And, at night, there were the radio broadcasts.
"We followed baseball," Silverio said. "On that little radio at home, they broadcast games from the big leagues back to the Dominican, and we were able to listen to those games in Spanish. They did it by teletype and re-created the games in Spanish. They'd just read something and they'd re-create it. And we'd listen, especially for the San Francisco Giants and Juan Marichal, and the Alou brothers were there, and Julian Javier with the St. Louis Cardinals. Those were the two teams that, growing up, we knew the most because most of the Dominican players who were there."
His older brothers knew it, but Luis, then 7 or 8, didn't realize that the announcers were re-creating the games from the play-by-play reports that they received in a studio.
"We thought it was the real thing," he said. "That was the game and we were there. One little radio and you could hardly hear the volume, so we all kind of put our ears together and listened."
The boys made do with their homemade baseball gear until, at about age 14 or so, they joined organized leagues that had some real equipment. Not much, but enough. Real bats and balls. No uniforms, just your regular pants or shorts and a T-shirt. And you might have to borrow a glove.
Luis Silverio was pretty good and when, at 15, he began playing with older amateur teams in Santiago, some baseball scouts took note. Within a couple of years, in the summer of 1973, he got offers from the Montreal Expos and the Philadelphia Phillies. His father and older brother, acting as advisors, turned them down. Then, that winter, the Kansas City Royals came calling and this time the answer was "Yes." He got a bonus to sign.
"[I got] $4,000 to help my father pay for a lot of debt from way back," Silverio said. "For those days, the early '70s, that was pretty good. If you got $7,00, $8,000 or $10,000, that was real good. But I was average at that time."
But young Silverio could run like the wind. He could hit. He could cover center field. He was raw, a diamond in the rough, but the potential was there.
The Royals sent the 17-year-old kid to Sarasota, Fla., where Ewing Kauffman's revolutionary Royals Academy was in operation. This was his first trip to the United States. It was an exciting time. It was February 1974.
"But that was a shock, coming alone from the Dominican to the United States, not knowing the language. That was tough," he said. "But when you make a choice to come here, you just start working hard and do the things you're supposed to get better. That and knowing there was a way for you to help your family."
Silverio went to work. He spent two years in rookie ball at Sarasota. Then he graduated to Class A ball at Waterloo, Iowa, in 1976.
"I had a pretty good year there and after that they put me on the 40-man roster," he said.
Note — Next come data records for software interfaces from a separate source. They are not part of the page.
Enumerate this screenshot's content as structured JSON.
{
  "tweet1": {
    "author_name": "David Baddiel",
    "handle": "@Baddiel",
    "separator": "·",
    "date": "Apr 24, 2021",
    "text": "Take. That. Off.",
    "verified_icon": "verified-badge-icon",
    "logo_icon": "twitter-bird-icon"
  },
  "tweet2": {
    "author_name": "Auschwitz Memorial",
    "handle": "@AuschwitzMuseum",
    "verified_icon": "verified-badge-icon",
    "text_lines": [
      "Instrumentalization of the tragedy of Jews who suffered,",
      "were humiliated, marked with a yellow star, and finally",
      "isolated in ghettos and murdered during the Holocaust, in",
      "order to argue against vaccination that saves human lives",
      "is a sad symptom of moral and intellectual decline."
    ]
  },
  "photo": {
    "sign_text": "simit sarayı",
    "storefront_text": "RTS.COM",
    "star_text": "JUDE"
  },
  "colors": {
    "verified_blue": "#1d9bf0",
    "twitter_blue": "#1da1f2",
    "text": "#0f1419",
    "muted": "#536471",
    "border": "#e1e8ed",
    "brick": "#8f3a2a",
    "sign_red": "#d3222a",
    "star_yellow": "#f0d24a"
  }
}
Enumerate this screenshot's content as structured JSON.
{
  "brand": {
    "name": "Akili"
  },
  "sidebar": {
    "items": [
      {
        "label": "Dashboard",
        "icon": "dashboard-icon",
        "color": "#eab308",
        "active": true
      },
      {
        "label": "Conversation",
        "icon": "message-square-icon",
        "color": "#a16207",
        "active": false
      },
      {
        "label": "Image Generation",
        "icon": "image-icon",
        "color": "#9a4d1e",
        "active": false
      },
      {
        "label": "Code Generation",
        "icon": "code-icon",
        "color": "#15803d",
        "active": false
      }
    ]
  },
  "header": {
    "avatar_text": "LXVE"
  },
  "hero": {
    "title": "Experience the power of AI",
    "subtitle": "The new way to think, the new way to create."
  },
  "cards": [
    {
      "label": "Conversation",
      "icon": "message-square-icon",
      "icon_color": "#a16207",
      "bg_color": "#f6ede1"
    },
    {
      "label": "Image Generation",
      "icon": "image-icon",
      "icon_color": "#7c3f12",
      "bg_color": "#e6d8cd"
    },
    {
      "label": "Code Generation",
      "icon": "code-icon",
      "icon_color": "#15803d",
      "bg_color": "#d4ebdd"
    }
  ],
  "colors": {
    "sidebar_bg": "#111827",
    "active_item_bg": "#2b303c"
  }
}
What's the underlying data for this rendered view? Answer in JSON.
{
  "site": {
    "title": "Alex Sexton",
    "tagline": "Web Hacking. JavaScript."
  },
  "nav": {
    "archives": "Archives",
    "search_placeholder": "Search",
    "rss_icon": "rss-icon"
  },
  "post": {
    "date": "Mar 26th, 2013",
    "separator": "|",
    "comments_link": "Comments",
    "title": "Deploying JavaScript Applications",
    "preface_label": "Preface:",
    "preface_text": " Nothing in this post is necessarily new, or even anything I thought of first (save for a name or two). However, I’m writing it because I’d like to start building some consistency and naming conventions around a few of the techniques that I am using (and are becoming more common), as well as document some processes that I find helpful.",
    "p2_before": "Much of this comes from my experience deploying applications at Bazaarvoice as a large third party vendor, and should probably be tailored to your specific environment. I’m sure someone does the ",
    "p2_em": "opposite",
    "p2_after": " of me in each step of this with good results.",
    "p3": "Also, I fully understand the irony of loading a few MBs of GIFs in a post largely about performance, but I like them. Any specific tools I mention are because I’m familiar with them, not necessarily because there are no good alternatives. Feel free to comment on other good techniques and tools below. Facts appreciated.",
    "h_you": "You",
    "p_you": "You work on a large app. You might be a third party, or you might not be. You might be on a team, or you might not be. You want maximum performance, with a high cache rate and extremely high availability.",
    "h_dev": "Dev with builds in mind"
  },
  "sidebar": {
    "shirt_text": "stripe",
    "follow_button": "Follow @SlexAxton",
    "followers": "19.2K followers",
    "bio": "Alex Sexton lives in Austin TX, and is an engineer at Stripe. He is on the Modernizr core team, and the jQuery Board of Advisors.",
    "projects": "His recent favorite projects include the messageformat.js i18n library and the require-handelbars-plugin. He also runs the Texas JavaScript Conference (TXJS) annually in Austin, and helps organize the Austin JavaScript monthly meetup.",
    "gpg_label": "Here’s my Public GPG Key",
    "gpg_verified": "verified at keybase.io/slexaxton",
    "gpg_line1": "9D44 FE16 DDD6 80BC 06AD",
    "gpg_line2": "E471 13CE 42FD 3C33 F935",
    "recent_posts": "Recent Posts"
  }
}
That was a huge step. When the Royals put him on their roster, that meant he was a big prospect. The next year he went to Double-A at Jacksonville, Fla., and moved up to Triple-A Omaha in 1978. That September, he was called up to the Major Leagues and made quite an impression -- he hit .545 (6-for-11) with two doubles, a triple, two walks, a stolen base and seven runs scored.
One of his hits was a single off Hall of Famer Nolan Ryan, who was in the process of pitching a complete-game, 13-3 victory for the California Angels at Anaheim. Royals manager Whitey Herzog got some of his regulars out of the rout and put Silverio in right field and into George Brett's spot in the batting order. Silverio singled to left field in the ninth.
The next spring he went to camp with the Royals in Fort Myers, Fla., and that was the beginning of the end for him as a player.
NEXT: Fate deals a cruel blow, but a new opportunity as well.
Dick Kaegel is a reporter for MLB.com. This story was not subject to the approval of Major League Baseball or its clubs.